Retailer Dicksons said it ships pease pudding and 'saveloy dip kits' across the UK to Geordies desperate for a taste of their North East home
Last week, we told how a passenger at Newcastle Airport was stopped at security when staff commented that the pease pudding he was carrying looked something like the explosive Semtex.
The man was taking six pots of the stuff back down south after a visit to his homeland.
Now Dicksons, a firm which produces eight-and-a-half tonnes of the split pea-based delicacy a year, has revealed the traveller isn’t the only one with cravings.
Since they launched an online shop, the North East company has been posting pease pudding and saveloy dips to homesick Geordies across the UK.
Elena Dickson, marketing director at Dicksons, said: “Dicksons launched the online shop, www.midickson.com, at the end of last year as a result of the hundreds of emails and letters we have received over the years from people who have moved away from the North East but were desperate for a taste of home.
“Undoubtedly the most popular online items are saveloys and pease pudding.
“Although we do sell them separately, it is the saveloy dip kit which seems to catch peoples attention and accounts for the majority of sales on the website.
“It consists of saveloys, pease pudding and Dicksons signature sage and onion stuffing.”
Elena said the firm has attracted orders from around the world and there are plans in the future to introduce international delivery,
But almost half the firms orders are currently sent down south, with 35% of orders coming from London and the South East, while the South West accounts for 5% of trade.
Geordie exiles in the North West make up 20% of the website’s customers, 12.5% come from the East of England, 10% from Scotland, 7.5% from Wales, 7.5% from the Midlands and 2.5% from Northern Ireland.
She added: “Although we get a broad mix of orders from destinations throughout the UK, the majority do tend to come from the south which is unsurprising when you consider how many ex-pats from the region settle in London and the surrounding areas and start to get homesick for local food.
“We do also get a lot of inquiries from overseas, most notably the USA, so we hope to one day offer an international delivery option.

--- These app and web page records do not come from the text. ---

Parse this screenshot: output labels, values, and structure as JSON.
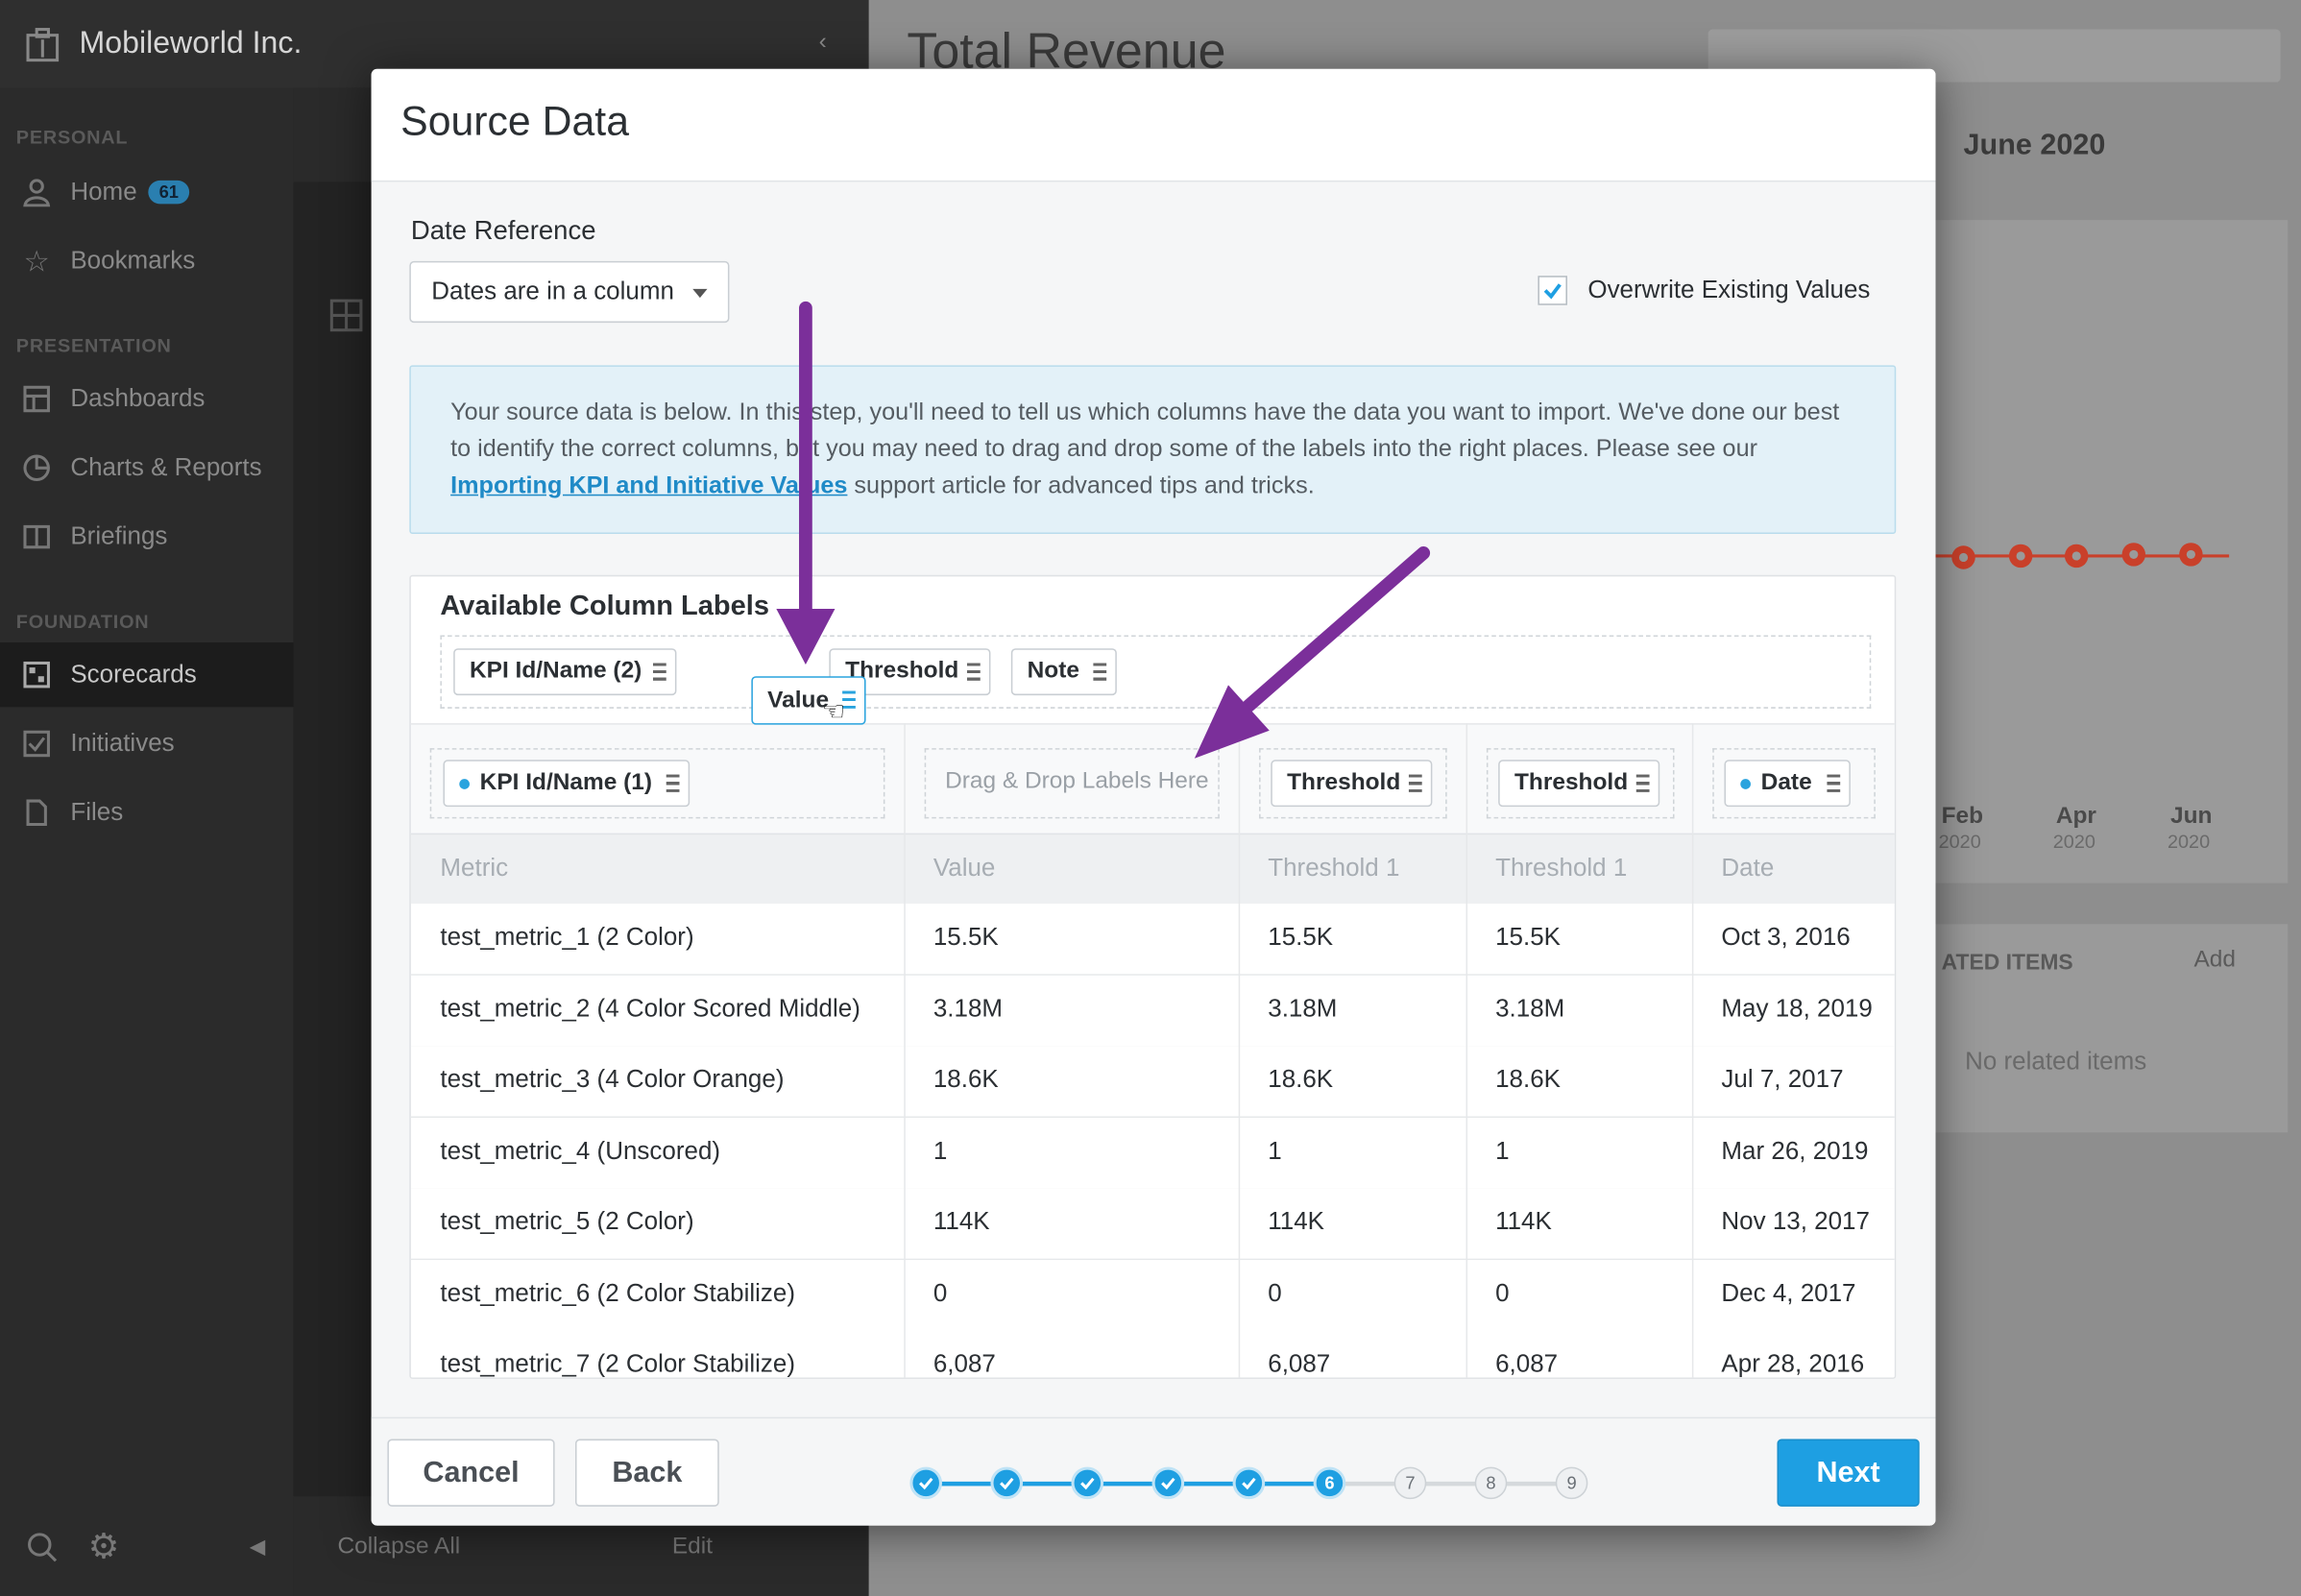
{
  "app": {
    "org_name": "Mobileworld Inc.",
    "page_title": "Total Revenue",
    "period": "June 2020"
  },
  "sidebar": {
    "sections": [
      "PERSONAL",
      "PRESENTATION",
      "FOUNDATION"
    ],
    "items": [
      {
        "label": "Home",
        "badge": "61"
      },
      {
        "label": "Bookmarks"
      },
      {
        "label": "Dashboards"
      },
      {
        "label": "Charts & Reports"
      },
      {
        "label": "Briefings"
      },
      {
        "label": "Scorecards"
      },
      {
        "label": "Initiatives"
      },
      {
        "label": "Files"
      }
    ],
    "collapse_all": "Collapse All",
    "edit": "Edit"
  },
  "background": {
    "axis_months": [
      {
        "m": "Feb",
        "y": "2020"
      },
      {
        "m": "Apr",
        "y": "2020"
      },
      {
        "m": "Jun",
        "y": "2020"
      }
    ],
    "related_items_title": "ATED ITEMS",
    "add_label": "Add",
    "no_related": "No related items"
  },
  "modal": {
    "title": "Source Data",
    "date_reference_label": "Date Reference",
    "date_reference_value": "Dates are in a column",
    "overwrite_label": "Overwrite Existing Values",
    "overwrite_checked": true,
    "info_text_1": "Your source data is below. In this step, you'll need to tell us which columns have the data you want to import. We've done our best to identify the correct columns, but you may need to drag and drop some of the labels into the right places. Please see our ",
    "info_link": "Importing KPI and Initiative Values",
    "info_text_2": " support article for advanced tips and tricks.",
    "available_title": "Available Column Labels",
    "available_labels": [
      "KPI Id/Name (2)",
      "Threshold",
      "Note"
    ],
    "dragging_label": "Value",
    "mapping": [
      "KPI Id/Name (1)",
      "Drag & Drop Labels Here",
      "Threshold",
      "Threshold",
      "Date"
    ],
    "columns": [
      "Metric",
      "Value",
      "Threshold 1",
      "Threshold 1",
      "Date"
    ],
    "rows": [
      [
        "test_metric_1 (2 Color)",
        "15.5K",
        "15.5K",
        "15.5K",
        "Oct 3, 2016"
      ],
      [
        "test_metric_2 (4 Color Scored Middle)",
        "3.18M",
        "3.18M",
        "3.18M",
        "May 18, 2019"
      ],
      [
        "test_metric_3 (4 Color Orange)",
        "18.6K",
        "18.6K",
        "18.6K",
        "Jul 7, 2017"
      ],
      [
        "test_metric_4 (Unscored)",
        "1",
        "1",
        "1",
        "Mar 26, 2019"
      ],
      [
        "test_metric_5 (2 Color)",
        "114K",
        "114K",
        "114K",
        "Nov 13, 2017"
      ],
      [
        "test_metric_6 (2 Color Stabilize)",
        "0",
        "0",
        "0",
        "Dec 4, 2017"
      ],
      [
        "test_metric_7 (2 Color Stabilize)",
        "6,087",
        "6,087",
        "6,087",
        "Apr 28, 2016"
      ]
    ],
    "cancel_label": "Cancel",
    "back_label": "Back",
    "next_label": "Next",
    "steps": [
      "1",
      "2",
      "3",
      "4",
      "5",
      "6",
      "7",
      "8",
      "9"
    ],
    "current_step": 6
  },
  "colors": {
    "accent": "#1e9fe2",
    "annotation_arrow": "#7b2f9a",
    "marker": "#c9402a"
  }
}
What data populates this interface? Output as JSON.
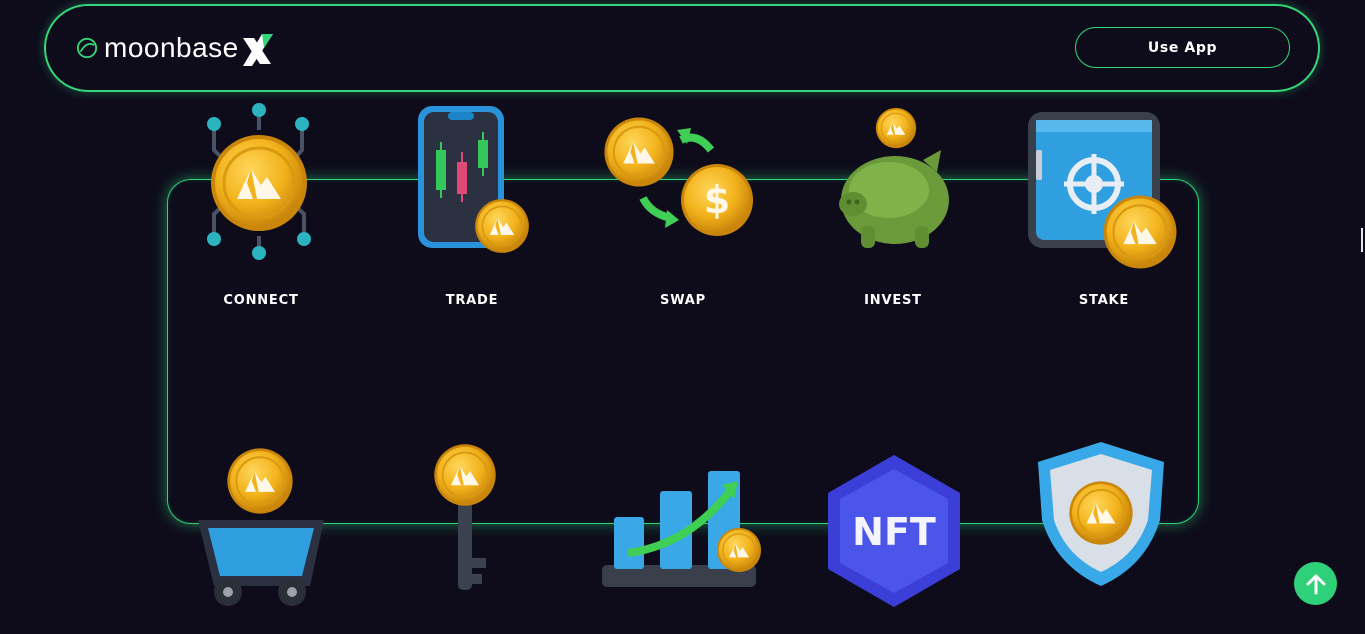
{
  "brand": {
    "name": "moonbase"
  },
  "header": {
    "cta_label": "Use App"
  },
  "features": [
    {
      "label": "CONNECT",
      "icon": "connect-icon"
    },
    {
      "label": "TRADE",
      "icon": "trade-icon"
    },
    {
      "label": "SWAP",
      "icon": "swap-icon"
    },
    {
      "label": "INVEST",
      "icon": "piggy-bank-icon"
    },
    {
      "label": "STAKE",
      "icon": "vault-icon"
    }
  ],
  "features_row2": [
    {
      "icon": "mining-cart-icon"
    },
    {
      "icon": "key-icon"
    },
    {
      "icon": "growth-chart-icon"
    },
    {
      "icon": "nft-icon",
      "text": "NFT"
    },
    {
      "icon": "shield-icon"
    }
  ],
  "colors": {
    "accent": "#35d57a",
    "background": "#0e0c1b",
    "coin": "#f2b21b"
  }
}
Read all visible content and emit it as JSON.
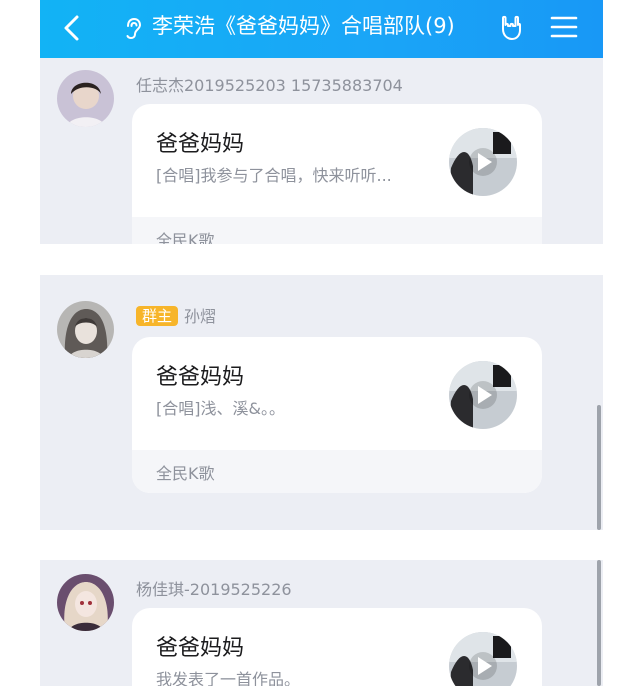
{
  "header": {
    "title": "李荣浩《爸爸妈妈》合唱部队(9)",
    "back_icon": "chevron-left-icon",
    "ear_icon": "ear-icon",
    "hand_icon": "rock-hand-icon",
    "menu_icon": "menu-icon",
    "bg_color": "#12b3f5"
  },
  "messages": [
    {
      "sender": "任志杰2019525203  15735883704",
      "badge": "",
      "card": {
        "title": "爸爸妈妈",
        "desc": "[合唱]我参与了合唱，快来听听...",
        "source": "全民K歌"
      }
    },
    {
      "sender": "孙熠",
      "badge": "群主",
      "card": {
        "title": "爸爸妈妈",
        "desc": "[合唱]浅、溪&。。",
        "source": "全民K歌"
      }
    },
    {
      "sender": "杨佳琪-2019525226",
      "badge": "",
      "card": {
        "title": "爸爸妈妈",
        "desc": "我发表了一首作品。",
        "source": ""
      }
    }
  ],
  "colors": {
    "badge": "#f7b52a",
    "chat_bg": "#eceef4"
  }
}
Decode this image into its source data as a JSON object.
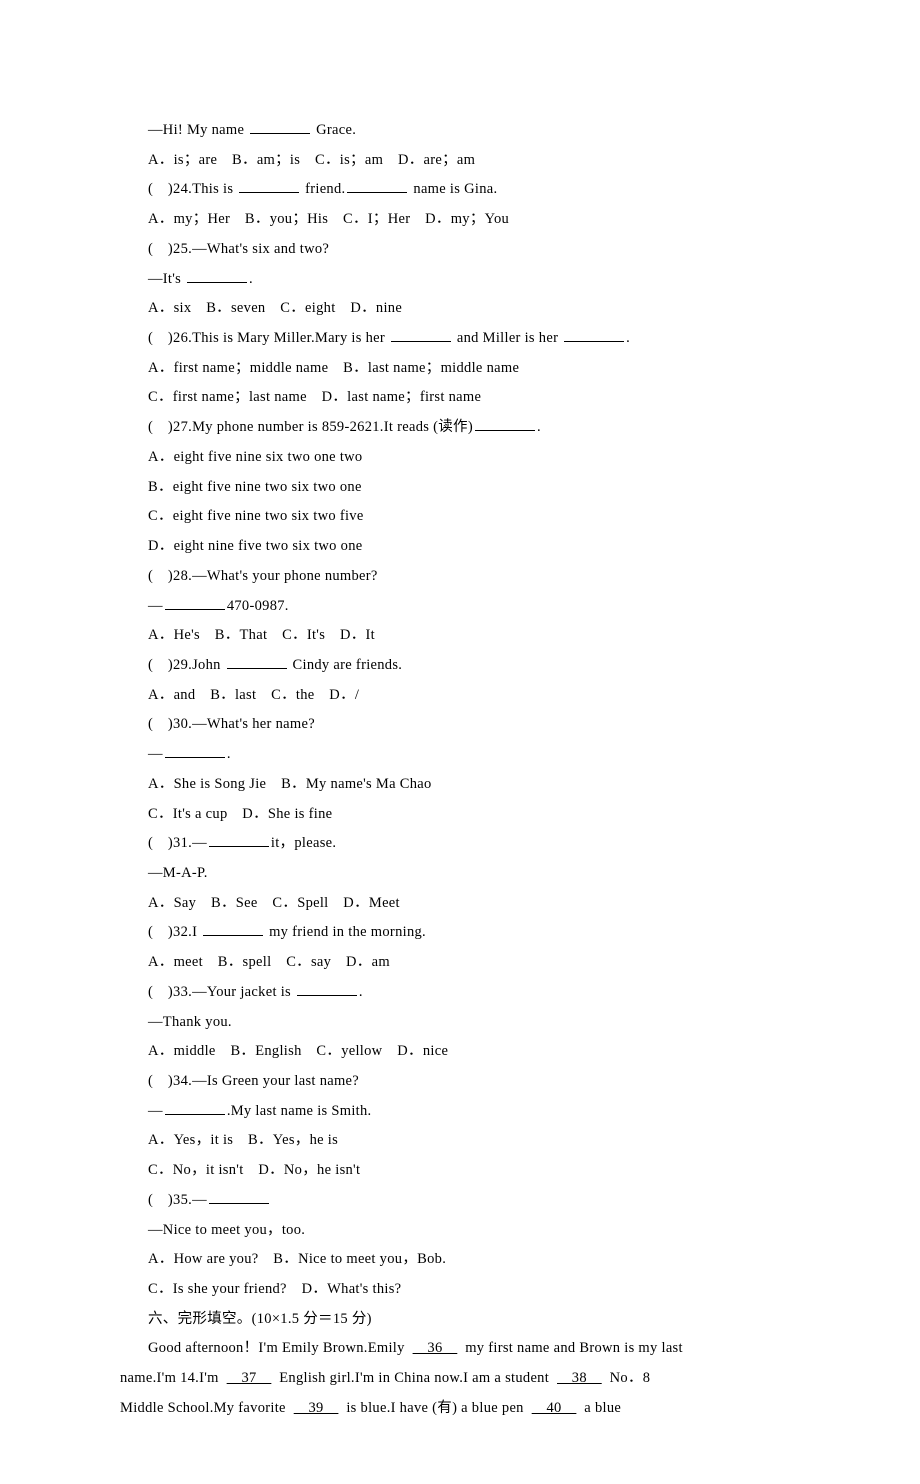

“But for now, I’m afraid our overseas fans might have to rely on food packages from back home for their pease pudding fix.”